[Items from an interface collection]

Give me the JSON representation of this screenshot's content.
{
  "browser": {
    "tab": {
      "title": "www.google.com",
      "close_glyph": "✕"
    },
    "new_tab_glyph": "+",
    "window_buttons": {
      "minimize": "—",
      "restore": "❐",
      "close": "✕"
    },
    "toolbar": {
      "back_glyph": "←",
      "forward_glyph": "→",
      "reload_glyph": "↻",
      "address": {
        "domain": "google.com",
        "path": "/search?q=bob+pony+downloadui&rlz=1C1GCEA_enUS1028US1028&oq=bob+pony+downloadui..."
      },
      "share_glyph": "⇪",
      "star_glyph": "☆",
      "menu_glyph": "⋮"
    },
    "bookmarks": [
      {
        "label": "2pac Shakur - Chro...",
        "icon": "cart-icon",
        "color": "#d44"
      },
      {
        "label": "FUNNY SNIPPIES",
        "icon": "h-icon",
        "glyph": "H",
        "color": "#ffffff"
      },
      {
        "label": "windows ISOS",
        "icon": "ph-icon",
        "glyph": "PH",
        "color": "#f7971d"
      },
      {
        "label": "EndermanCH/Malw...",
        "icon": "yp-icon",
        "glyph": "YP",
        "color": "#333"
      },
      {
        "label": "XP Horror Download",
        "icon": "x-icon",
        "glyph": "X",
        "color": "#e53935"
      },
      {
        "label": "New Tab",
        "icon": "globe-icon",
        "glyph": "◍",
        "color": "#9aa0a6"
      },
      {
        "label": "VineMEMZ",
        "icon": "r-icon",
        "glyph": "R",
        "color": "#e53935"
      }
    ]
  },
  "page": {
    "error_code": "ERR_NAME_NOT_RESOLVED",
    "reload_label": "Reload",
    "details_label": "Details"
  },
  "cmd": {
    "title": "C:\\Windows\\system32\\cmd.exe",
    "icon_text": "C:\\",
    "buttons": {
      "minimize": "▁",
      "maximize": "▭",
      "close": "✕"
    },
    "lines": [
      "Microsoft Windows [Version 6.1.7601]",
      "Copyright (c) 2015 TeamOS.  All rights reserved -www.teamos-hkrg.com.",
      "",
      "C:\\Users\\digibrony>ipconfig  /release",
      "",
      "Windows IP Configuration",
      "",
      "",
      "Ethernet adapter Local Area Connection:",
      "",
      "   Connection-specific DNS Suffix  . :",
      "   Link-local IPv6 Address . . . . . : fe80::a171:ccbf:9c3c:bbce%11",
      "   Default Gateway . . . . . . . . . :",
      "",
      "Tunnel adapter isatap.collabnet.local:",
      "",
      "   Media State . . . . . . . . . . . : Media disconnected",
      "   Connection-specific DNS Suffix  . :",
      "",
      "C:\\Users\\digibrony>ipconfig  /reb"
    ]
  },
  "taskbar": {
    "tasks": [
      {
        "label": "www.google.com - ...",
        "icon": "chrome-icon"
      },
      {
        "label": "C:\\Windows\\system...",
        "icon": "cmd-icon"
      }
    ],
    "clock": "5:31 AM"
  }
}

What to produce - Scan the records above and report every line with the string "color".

Exercise response -
        "color": "#d44"
        "color": "#ffffff"
        "color": "#f7971d"
        "color": "#333"
        "color": "#e53935"
        "color": "#9aa0a6"
        "color": "#e53935"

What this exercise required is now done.